[App and web page records]

========================================================================

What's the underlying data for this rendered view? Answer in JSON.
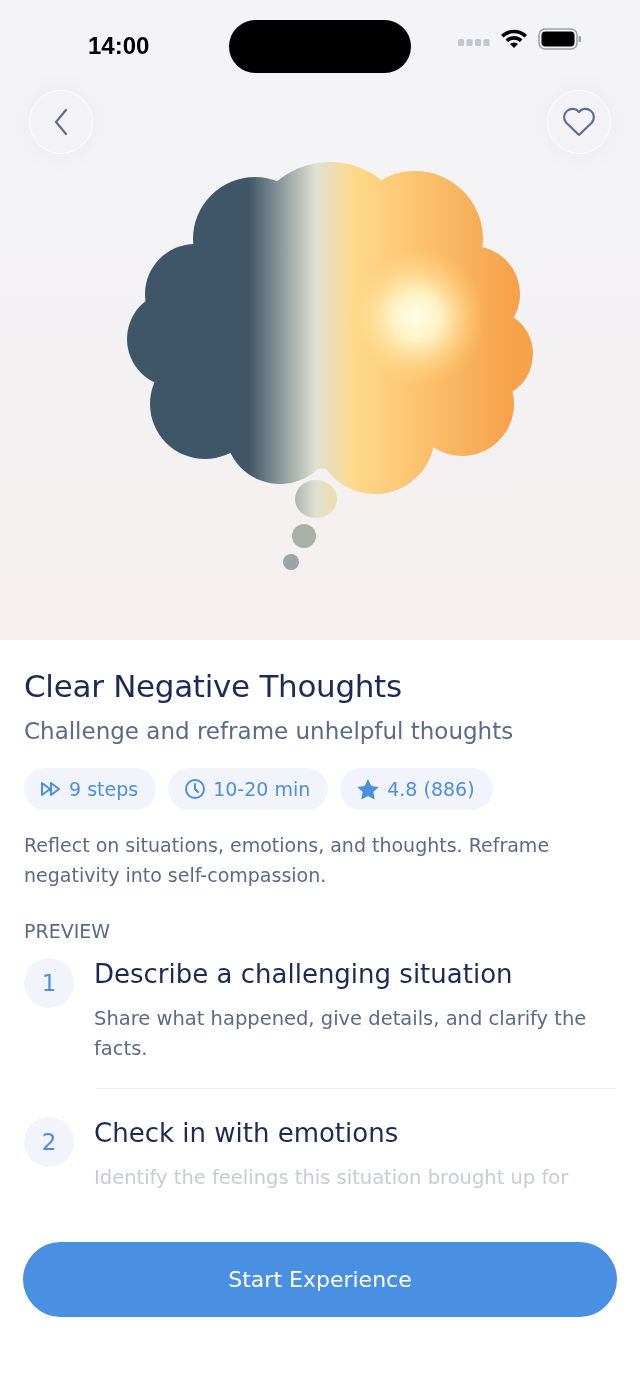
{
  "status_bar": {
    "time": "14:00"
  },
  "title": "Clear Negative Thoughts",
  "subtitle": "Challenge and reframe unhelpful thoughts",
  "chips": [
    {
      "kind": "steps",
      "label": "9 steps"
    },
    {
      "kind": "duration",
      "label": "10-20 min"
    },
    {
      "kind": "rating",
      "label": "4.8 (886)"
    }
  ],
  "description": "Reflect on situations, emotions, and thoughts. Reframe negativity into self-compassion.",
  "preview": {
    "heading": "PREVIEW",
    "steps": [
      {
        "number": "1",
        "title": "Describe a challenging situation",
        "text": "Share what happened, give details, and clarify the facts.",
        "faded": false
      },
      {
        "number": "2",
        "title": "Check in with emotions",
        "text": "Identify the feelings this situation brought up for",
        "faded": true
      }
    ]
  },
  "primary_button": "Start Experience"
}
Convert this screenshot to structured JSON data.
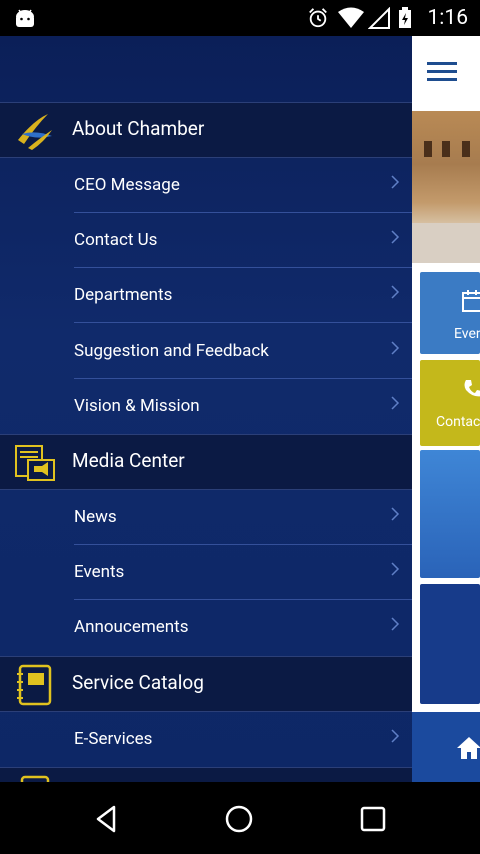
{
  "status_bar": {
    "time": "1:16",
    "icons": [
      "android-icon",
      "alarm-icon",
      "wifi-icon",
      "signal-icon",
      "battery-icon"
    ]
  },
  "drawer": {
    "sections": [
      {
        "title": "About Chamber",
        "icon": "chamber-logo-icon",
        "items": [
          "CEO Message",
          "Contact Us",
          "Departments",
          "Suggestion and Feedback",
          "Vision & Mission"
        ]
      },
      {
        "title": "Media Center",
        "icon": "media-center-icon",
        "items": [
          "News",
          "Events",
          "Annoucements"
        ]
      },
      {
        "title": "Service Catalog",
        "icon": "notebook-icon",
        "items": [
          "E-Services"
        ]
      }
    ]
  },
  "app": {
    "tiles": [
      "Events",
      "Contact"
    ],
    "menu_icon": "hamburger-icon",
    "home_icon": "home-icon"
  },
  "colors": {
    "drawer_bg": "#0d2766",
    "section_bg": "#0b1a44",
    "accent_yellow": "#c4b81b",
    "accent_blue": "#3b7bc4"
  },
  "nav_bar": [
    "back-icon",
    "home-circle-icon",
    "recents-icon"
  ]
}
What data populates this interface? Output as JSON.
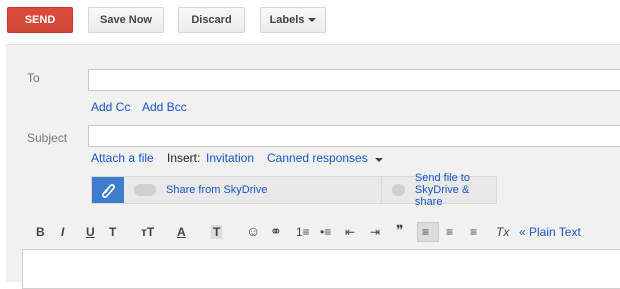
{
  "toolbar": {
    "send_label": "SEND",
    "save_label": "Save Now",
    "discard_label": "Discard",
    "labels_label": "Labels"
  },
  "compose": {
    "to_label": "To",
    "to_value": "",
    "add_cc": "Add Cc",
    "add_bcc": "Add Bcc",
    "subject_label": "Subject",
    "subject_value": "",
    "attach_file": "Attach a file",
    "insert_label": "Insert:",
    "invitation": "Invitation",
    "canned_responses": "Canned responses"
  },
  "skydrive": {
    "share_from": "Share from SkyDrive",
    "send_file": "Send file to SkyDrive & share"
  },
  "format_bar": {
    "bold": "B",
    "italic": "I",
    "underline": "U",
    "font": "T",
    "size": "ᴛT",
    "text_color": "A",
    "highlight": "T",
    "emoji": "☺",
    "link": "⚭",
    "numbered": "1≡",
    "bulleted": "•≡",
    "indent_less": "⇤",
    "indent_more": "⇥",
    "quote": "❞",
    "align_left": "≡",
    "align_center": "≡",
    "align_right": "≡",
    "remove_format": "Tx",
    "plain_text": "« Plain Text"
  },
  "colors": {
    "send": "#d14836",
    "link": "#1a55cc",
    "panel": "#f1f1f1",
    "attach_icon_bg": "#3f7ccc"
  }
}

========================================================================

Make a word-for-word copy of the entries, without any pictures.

*Exercise output*.
What's the underlying data for this rendered view? Answer in JSON.
{
  "status_bar": {
    "time": "14:00"
  },
  "title": "Clear Negative Thoughts",
  "subtitle": "Challenge and reframe unhelpful thoughts",
  "chips": [
    {
      "kind": "steps",
      "label": "9 steps"
    },
    {
      "kind": "duration",
      "label": "10-20 min"
    },
    {
      "kind": "rating",
      "label": "4.8 (886)"
    }
  ],
  "description": "Reflect on situations, emotions, and thoughts. Reframe negativity into self-compassion.",
  "preview": {
    "heading": "PREVIEW",
    "steps": [
      {
        "number": "1",
        "title": "Describe a challenging situation",
        "text": "Share what happened, give details, and clarify the facts.",
        "faded": false
      },
      {
        "number": "2",
        "title": "Check in with emotions",
        "text": "Identify the feelings this situation brought up for",
        "faded": true
      }
    ]
  },
  "primary_button": "Start Experience"
}
Convert this screenshot to structured JSON data.
{
  "status_bar": {
    "time": "1:16",
    "icons": [
      "android-icon",
      "alarm-icon",
      "wifi-icon",
      "signal-icon",
      "battery-icon"
    ]
  },
  "drawer": {
    "sections": [
      {
        "title": "About Chamber",
        "icon": "chamber-logo-icon",
        "items": [
          "CEO Message",
          "Contact Us",
          "Departments",
          "Suggestion and Feedback",
          "Vision & Mission"
        ]
      },
      {
        "title": "Media Center",
        "icon": "media-center-icon",
        "items": [
          "News",
          "Events",
          "Annoucements"
        ]
      },
      {
        "title": "Service Catalog",
        "icon": "notebook-icon",
        "items": [
          "E-Services"
        ]
      }
    ]
  },
  "app": {
    "tiles": [
      "Events",
      "Contact"
    ],
    "menu_icon": "hamburger-icon",
    "home_icon": "home-icon"
  },
  "colors": {
    "drawer_bg": "#0d2766",
    "section_bg": "#0b1a44",
    "accent_yellow": "#c4b81b",
    "accent_blue": "#3b7bc4"
  },
  "nav_bar": [
    "back-icon",
    "home-circle-icon",
    "recents-icon"
  ]
}
What data populates this interface? Output as JSON.
{
  "toolbar": {
    "send_label": "SEND",
    "save_label": "Save Now",
    "discard_label": "Discard",
    "labels_label": "Labels"
  },
  "compose": {
    "to_label": "To",
    "to_value": "",
    "add_cc": "Add Cc",
    "add_bcc": "Add Bcc",
    "subject_label": "Subject",
    "subject_value": "",
    "attach_file": "Attach a file",
    "insert_label": "Insert:",
    "invitation": "Invitation",
    "canned_responses": "Canned responses"
  },
  "skydrive": {
    "share_from": "Share from SkyDrive",
    "send_file": "Send file to SkyDrive & share"
  },
  "format_bar": {
    "bold": "B",
    "italic": "I",
    "underline": "U",
    "font": "T",
    "size": "ᴛT",
    "text_color": "A",
    "highlight": "T",
    "emoji": "☺",
    "link": "⚭",
    "numbered": "1≡",
    "bulleted": "•≡",
    "indent_less": "⇤",
    "indent_more": "⇥",
    "quote": "❞",
    "align_left": "≡",
    "align_center": "≡",
    "align_right": "≡",
    "remove_format": "Tx",
    "plain_text": "« Plain Text"
  },
  "colors": {
    "send": "#d14836",
    "link": "#1a55cc",
    "panel": "#f1f1f1",
    "attach_icon_bg": "#3f7ccc"
  }
}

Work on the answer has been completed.